* The fifth TPR of India was held on 14th and 16th september 2011 in the WTO.
* Before the meeting, the WTO secretariat circulated a compilation of India's written replies to 886 advance questions raised by 26 WTO members.
* During the review, most of the members commended the resilience of the Indian Economy that smoothly with stood the adverse effects of global financial crisis without taking resources to protectionist measures.
* Members appreciated India for using its trade policy to promote sustainable development and inclusive growth.
* The FDI guidelines have been significantly rationalised, simplified and consolidated, with the aim of providing a single policy platform for reference of Foreign investors.
* Several new sectors, such as petroleum and natural gas and civil aviation were either opened up to foreign investment or significantly liberalised during this period.
* Efforts were also being made to stream line and simplify the business environment and make regulations conducive to business.
The provisions on IP protection in these laws are further supplemented by border measures to prevent the import of goods involving copyright piracy and counterfeit trademarks.
* Another initiative taken by Indian customs is the facility for online registration by the right holders through the web based Automatic Recordation and Targeting for IPR protection system.
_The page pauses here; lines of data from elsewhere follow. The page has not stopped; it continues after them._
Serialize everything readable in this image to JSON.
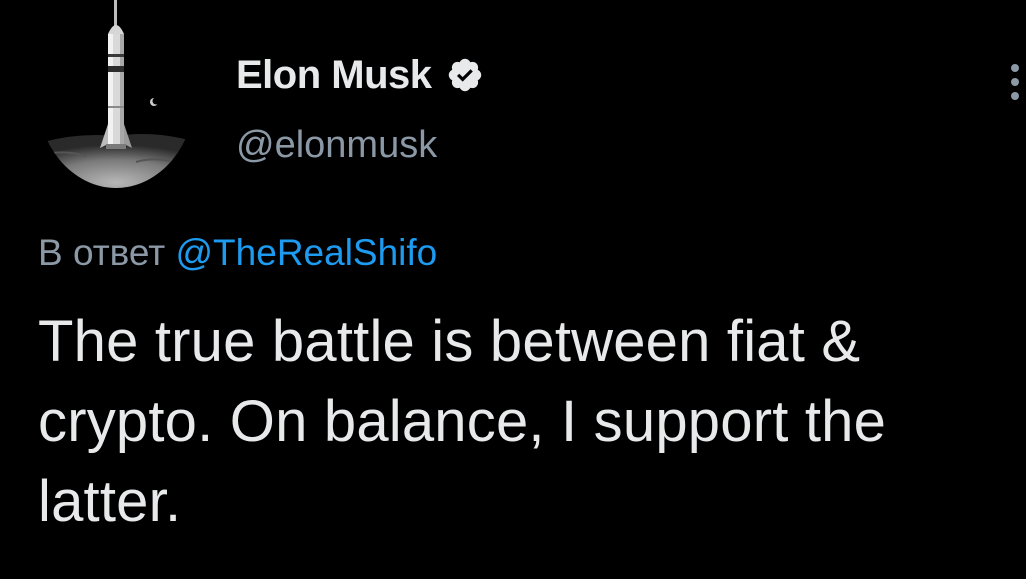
{
  "tweet": {
    "author": {
      "display_name": "Elon Musk",
      "handle": "@elonmusk",
      "verified": true,
      "avatar_icon": "starship-on-moon-avatar"
    },
    "reply_prefix": "В ответ",
    "reply_to": "@TheRealShifo",
    "text": "The true battle is between fiat & crypto. On balance, I support the latter.",
    "more_icon": "more-vertical-icon"
  },
  "colors": {
    "background": "#000000",
    "primary_text": "#e7e9ea",
    "secondary_text": "#8b98a5",
    "link": "#1d9bf0",
    "verified_badge": "#e7e9ea"
  }
}
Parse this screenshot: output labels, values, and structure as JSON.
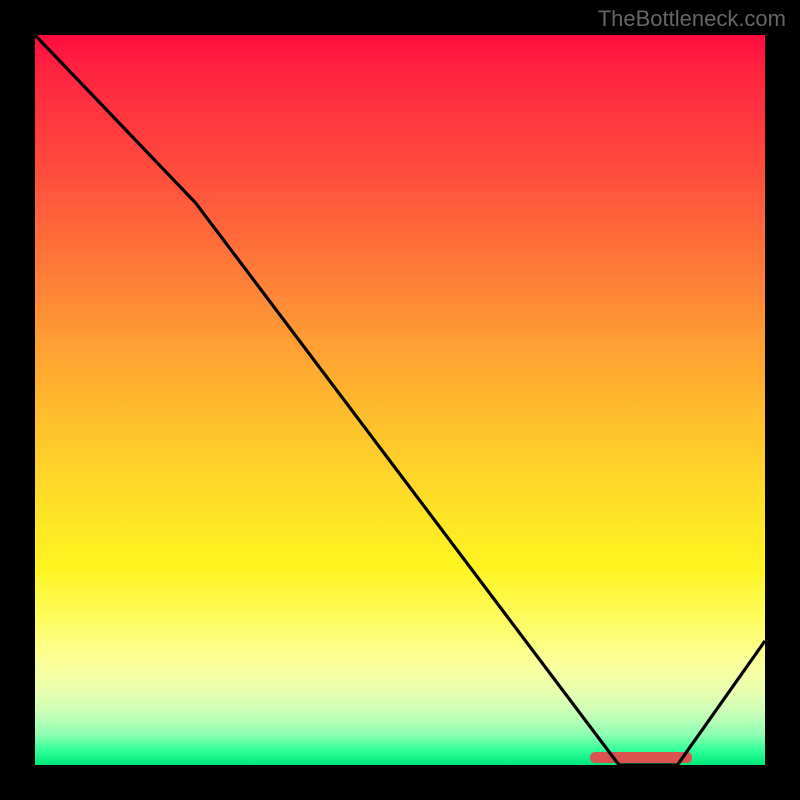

India explained that the procurement of high tech items and high value tenders, above US $ 50,000 is generally open to international bidders.
Sanitary & Phyto Sanitary (SPS) and Technical Barriers to Trade (TBT):
In response to question on India Fs SPs and TBT measures, India explained that specific trade concerns raised against India have been largely addressed.
* Regulations adopted in the past have been on the basis of scientific risk analysis.
The ban on the export or rice and wheat, had to be extended in 2009 due to a dislocation in production and again in 2010 due to the severest drought in the country in the last forty years.
Bilateral and Regional Co-operation
Some of the recent developments related to major Free Trade Agreements (FTAs) are the following:
1) India - Japan Comprehensive Economic Partnership Agreement (CEPA)
2) India - Malaysia Comprehensive Economic Co-operation Agreement (CECA)
3) India - ASEAN Trade in Goods Agreement
4) India - EU Trade and Investment Agreement Negotiations
5) India - European Free Trade Association (EFTA)
6) BTIA (Iceland, Norway, Liechtenstein and Switzerland)
7) India - New Zealand FTA/CECA
8) India - Australia CECA.